┌──

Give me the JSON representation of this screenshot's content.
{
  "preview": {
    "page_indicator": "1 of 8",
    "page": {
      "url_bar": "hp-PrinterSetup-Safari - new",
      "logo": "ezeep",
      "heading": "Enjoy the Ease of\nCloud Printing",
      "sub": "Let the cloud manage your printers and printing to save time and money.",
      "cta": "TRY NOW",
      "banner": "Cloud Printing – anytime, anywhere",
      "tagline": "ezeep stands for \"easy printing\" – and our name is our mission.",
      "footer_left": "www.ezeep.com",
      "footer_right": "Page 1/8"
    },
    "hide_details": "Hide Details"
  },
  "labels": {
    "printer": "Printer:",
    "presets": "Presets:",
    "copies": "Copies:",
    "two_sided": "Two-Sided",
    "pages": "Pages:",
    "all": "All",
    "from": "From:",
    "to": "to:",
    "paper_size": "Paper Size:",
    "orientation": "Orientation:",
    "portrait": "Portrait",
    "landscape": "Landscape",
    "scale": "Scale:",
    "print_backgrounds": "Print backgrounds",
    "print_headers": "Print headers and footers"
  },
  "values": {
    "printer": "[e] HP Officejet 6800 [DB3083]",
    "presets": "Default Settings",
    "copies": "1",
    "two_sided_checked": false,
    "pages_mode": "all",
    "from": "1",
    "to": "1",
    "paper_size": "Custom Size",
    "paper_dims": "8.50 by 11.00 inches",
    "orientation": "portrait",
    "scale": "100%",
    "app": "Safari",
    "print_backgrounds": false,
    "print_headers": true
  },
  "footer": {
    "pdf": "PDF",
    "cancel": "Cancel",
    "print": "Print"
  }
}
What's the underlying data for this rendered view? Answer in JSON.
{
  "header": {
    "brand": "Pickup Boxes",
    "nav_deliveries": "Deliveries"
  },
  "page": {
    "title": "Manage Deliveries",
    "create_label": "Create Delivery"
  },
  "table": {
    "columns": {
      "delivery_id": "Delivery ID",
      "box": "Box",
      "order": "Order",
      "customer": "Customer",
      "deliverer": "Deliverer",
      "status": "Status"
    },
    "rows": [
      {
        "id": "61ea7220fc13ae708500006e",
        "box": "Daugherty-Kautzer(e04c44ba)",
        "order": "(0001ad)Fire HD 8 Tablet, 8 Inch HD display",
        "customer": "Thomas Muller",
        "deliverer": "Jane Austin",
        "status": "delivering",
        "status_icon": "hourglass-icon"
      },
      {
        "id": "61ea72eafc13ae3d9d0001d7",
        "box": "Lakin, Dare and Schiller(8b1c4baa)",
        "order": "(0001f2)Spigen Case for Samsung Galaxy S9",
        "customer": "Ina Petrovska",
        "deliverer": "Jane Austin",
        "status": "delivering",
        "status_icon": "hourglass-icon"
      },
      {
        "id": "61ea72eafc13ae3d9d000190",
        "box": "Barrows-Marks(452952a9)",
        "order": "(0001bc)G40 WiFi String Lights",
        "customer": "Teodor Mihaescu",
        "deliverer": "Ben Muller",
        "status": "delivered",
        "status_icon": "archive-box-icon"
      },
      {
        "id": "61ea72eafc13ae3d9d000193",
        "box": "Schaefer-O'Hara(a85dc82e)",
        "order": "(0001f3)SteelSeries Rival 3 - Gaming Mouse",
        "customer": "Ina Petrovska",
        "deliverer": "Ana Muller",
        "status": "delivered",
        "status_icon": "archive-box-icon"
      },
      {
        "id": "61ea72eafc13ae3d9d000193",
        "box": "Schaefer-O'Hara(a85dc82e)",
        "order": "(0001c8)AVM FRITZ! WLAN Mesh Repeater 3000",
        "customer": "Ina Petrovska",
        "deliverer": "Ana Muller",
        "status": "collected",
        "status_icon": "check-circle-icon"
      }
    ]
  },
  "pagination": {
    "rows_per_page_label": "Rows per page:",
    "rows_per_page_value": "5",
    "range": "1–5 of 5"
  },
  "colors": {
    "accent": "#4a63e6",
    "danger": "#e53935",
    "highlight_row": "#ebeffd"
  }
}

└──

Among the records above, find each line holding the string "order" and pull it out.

      "order": "Order",
        "order": "(0001ad)Fire HD 8 Tablet, 8 Inch HD display",
        "order": "(0001f2)Spigen Case for Samsung Galaxy S9",
        "order": "(0001bc)G40 WiFi String Lights",
        "order": "(0001f3)SteelSeries Rival 3 - Gaming Mouse",
        "order": "(0001c8)AVM FRITZ! WLAN Mesh Repeater 3000",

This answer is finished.